[Extracted data entries]
- - -

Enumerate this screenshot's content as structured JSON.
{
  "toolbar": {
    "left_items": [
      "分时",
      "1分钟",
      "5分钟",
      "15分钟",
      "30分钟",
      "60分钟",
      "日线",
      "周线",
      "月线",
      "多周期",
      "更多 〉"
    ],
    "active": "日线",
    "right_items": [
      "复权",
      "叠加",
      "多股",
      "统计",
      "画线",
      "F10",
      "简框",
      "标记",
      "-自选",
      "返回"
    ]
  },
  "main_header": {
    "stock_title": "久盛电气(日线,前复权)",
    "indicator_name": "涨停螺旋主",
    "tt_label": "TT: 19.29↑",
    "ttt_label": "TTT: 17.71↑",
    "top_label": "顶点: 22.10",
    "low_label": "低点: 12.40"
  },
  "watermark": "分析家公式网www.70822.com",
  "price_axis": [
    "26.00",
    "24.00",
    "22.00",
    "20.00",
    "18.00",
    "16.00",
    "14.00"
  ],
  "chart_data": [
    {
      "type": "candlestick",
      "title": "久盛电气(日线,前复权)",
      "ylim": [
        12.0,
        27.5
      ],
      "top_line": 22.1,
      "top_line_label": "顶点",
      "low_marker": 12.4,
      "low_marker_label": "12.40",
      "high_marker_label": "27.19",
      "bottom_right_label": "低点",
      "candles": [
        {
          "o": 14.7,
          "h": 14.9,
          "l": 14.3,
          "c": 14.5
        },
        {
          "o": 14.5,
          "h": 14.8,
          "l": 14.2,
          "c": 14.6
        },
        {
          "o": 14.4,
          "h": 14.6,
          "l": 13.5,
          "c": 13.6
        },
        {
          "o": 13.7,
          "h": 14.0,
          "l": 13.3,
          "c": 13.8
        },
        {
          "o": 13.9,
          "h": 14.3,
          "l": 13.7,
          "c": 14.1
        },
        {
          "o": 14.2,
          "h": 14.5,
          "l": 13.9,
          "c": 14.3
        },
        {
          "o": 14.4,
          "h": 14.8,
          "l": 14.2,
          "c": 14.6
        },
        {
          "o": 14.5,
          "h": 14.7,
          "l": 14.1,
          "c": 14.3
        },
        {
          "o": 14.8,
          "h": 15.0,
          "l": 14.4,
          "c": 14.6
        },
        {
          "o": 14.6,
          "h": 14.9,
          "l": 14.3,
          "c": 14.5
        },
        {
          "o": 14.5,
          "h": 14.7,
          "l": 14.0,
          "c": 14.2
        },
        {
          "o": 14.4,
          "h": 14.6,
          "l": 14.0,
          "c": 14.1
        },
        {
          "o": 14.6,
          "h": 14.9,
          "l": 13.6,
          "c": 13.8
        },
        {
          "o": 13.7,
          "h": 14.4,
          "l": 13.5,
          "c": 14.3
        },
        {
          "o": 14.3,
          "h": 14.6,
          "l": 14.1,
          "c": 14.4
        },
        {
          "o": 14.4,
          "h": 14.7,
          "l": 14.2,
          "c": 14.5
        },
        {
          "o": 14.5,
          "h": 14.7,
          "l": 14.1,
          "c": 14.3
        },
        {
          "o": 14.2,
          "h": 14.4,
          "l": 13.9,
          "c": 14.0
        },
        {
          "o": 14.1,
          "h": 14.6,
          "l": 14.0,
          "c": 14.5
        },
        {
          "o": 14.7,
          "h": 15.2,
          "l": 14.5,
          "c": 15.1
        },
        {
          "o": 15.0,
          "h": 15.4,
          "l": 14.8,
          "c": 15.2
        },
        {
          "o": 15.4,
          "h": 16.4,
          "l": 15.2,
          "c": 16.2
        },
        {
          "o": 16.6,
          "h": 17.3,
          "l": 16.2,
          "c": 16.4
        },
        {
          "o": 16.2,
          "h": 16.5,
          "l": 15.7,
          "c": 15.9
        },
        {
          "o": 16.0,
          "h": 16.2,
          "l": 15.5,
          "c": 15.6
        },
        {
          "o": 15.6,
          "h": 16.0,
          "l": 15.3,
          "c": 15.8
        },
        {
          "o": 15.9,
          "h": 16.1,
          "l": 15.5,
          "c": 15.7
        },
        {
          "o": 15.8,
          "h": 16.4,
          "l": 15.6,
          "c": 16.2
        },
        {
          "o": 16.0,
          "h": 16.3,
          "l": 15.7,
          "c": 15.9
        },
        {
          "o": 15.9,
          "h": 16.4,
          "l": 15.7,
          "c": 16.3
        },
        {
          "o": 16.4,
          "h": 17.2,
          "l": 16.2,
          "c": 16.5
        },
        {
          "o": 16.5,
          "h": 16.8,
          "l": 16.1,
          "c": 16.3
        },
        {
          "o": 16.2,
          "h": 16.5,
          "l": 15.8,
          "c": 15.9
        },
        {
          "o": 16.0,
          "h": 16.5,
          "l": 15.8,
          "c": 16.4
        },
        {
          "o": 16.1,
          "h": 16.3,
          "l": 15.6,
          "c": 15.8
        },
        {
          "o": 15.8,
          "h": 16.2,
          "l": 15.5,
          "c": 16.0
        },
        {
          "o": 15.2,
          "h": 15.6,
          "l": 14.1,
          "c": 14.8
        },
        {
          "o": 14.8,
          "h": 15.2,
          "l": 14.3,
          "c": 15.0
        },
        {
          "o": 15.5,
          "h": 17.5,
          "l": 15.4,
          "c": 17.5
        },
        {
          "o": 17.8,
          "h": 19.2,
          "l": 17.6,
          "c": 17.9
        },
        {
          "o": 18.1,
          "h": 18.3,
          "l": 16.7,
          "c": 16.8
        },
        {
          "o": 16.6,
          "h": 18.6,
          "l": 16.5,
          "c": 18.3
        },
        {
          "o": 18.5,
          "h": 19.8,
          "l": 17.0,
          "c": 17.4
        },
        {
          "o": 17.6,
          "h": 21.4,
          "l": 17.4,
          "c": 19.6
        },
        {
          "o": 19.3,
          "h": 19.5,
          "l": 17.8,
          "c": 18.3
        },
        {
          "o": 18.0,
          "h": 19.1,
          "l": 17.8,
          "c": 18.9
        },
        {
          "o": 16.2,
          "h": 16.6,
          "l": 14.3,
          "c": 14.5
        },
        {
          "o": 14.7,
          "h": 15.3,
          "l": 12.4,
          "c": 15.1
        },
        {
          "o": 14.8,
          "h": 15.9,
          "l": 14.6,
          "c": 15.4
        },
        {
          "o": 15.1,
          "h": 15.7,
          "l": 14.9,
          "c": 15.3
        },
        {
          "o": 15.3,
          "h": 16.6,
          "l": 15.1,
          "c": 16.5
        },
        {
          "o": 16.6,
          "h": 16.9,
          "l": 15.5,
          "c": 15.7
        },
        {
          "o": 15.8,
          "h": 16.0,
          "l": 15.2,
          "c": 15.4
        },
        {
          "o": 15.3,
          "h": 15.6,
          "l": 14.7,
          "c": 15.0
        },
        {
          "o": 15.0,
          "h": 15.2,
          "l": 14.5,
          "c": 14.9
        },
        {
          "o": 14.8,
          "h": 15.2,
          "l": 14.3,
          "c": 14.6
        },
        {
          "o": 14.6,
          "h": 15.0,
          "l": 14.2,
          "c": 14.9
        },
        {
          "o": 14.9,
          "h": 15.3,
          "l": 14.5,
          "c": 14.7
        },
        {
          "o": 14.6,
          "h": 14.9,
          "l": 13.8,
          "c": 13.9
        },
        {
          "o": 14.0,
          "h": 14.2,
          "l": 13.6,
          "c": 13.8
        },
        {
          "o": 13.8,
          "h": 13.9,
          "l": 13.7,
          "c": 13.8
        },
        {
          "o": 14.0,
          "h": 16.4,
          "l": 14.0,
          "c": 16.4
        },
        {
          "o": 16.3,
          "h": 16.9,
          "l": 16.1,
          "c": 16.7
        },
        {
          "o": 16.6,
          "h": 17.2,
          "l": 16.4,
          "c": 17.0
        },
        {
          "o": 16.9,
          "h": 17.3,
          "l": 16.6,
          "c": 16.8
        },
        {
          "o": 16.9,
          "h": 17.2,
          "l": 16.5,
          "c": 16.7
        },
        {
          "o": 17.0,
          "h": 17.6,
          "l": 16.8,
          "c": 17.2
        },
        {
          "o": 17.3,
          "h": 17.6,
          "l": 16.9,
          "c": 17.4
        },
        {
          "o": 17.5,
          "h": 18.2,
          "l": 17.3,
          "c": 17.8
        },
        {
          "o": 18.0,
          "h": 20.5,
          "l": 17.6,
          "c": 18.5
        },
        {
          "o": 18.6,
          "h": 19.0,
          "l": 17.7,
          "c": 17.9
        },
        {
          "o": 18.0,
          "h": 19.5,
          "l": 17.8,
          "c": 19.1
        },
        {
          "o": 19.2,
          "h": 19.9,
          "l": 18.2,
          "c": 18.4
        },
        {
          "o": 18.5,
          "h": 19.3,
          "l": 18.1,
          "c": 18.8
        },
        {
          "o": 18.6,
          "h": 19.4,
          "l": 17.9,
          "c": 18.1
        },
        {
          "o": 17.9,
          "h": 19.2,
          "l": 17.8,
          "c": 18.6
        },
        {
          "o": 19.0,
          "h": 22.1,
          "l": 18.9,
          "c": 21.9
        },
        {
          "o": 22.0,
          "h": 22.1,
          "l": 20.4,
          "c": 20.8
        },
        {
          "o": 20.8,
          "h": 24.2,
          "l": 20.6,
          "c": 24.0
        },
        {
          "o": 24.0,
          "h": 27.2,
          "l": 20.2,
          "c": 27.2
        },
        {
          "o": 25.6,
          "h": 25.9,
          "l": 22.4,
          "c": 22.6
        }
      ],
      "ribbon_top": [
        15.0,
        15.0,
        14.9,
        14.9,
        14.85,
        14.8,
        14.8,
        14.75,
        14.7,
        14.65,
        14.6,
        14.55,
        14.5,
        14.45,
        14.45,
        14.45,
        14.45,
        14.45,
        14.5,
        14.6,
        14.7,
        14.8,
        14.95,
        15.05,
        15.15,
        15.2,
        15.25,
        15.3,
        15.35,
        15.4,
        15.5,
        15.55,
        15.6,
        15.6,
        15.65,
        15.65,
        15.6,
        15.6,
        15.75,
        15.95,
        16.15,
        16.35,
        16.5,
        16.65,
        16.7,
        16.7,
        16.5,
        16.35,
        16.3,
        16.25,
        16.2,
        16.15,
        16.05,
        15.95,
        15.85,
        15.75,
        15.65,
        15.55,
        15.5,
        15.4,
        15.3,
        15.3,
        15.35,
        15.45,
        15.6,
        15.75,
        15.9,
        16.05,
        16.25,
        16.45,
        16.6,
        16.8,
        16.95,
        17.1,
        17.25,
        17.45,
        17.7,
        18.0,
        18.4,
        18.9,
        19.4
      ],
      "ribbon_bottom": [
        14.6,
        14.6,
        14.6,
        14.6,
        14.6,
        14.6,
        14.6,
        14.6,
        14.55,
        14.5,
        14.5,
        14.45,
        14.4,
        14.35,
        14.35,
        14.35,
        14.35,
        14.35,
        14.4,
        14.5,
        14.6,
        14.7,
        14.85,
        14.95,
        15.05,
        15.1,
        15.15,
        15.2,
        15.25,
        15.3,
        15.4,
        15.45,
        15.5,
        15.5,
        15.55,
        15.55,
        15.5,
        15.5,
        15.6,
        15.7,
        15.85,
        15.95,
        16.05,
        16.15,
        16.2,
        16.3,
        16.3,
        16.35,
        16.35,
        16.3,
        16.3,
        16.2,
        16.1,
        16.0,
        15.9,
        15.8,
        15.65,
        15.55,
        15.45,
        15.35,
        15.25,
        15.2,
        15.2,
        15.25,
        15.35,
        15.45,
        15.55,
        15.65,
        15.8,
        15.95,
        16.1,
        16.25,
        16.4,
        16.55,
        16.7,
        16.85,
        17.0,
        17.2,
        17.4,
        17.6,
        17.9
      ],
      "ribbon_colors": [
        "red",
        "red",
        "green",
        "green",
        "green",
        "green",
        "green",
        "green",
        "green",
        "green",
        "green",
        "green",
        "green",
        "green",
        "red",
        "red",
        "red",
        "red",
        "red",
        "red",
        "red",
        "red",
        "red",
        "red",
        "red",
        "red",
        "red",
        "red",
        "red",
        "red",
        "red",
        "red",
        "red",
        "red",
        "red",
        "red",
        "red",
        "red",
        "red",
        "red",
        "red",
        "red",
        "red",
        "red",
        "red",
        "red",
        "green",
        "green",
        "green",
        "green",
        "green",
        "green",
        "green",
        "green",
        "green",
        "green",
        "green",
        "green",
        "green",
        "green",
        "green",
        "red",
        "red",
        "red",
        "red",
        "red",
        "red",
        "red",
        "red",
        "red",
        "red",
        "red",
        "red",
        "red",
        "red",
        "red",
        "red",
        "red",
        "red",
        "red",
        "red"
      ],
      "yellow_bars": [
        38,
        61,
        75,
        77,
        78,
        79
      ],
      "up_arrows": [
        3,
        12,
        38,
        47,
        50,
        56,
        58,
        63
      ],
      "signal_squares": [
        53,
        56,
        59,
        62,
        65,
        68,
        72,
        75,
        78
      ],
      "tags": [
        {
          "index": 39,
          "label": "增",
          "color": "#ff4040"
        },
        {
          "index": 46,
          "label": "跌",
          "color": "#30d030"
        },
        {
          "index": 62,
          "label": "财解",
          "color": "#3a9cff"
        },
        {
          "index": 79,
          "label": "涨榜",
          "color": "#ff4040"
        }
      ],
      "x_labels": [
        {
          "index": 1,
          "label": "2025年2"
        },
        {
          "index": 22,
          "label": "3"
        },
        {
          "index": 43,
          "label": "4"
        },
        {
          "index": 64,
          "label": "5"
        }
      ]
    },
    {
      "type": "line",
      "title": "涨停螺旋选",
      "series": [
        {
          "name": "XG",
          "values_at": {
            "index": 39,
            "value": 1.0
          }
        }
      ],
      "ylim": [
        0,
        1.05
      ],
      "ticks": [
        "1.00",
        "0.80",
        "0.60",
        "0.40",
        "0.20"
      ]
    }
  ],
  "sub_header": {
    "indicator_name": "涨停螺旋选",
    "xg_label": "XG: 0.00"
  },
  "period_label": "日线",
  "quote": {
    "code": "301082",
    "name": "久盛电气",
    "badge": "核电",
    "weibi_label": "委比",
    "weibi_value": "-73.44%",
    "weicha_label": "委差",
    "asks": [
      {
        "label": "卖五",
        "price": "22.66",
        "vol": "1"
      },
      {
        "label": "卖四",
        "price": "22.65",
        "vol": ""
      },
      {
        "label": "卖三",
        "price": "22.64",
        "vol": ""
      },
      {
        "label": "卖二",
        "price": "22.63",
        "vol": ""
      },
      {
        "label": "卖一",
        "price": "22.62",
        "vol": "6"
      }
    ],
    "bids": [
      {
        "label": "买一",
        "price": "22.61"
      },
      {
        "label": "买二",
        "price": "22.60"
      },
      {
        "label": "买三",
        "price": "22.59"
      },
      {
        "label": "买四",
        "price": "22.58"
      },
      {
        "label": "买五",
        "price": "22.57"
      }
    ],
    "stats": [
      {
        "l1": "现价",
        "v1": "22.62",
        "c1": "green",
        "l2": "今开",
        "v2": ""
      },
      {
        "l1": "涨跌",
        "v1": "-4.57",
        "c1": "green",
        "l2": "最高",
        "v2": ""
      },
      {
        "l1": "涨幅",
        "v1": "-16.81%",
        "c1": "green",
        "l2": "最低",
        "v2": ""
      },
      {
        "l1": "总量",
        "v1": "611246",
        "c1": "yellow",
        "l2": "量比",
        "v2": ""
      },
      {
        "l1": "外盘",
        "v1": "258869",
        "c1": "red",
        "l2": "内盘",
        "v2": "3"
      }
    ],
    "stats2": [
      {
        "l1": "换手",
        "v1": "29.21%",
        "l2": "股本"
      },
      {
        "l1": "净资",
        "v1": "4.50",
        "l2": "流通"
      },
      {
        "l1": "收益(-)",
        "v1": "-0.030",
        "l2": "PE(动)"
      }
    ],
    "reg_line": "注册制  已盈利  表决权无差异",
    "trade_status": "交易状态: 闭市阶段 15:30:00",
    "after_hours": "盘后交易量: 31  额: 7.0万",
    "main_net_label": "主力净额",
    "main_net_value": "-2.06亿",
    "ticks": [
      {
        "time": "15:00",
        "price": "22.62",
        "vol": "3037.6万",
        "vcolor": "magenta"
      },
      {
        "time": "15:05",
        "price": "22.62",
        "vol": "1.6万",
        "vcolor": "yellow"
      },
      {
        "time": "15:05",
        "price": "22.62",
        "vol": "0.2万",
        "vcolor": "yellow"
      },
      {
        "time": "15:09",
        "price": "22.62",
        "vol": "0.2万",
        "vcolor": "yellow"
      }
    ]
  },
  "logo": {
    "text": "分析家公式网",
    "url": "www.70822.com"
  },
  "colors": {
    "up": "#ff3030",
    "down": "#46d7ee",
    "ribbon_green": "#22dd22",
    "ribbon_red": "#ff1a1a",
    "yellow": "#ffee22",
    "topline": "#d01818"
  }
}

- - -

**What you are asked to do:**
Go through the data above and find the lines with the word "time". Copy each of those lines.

**Answer to this task:**
        "time": "15:00",
        "time": "15:05",
        "time": "15:05",
        "time": "15:09",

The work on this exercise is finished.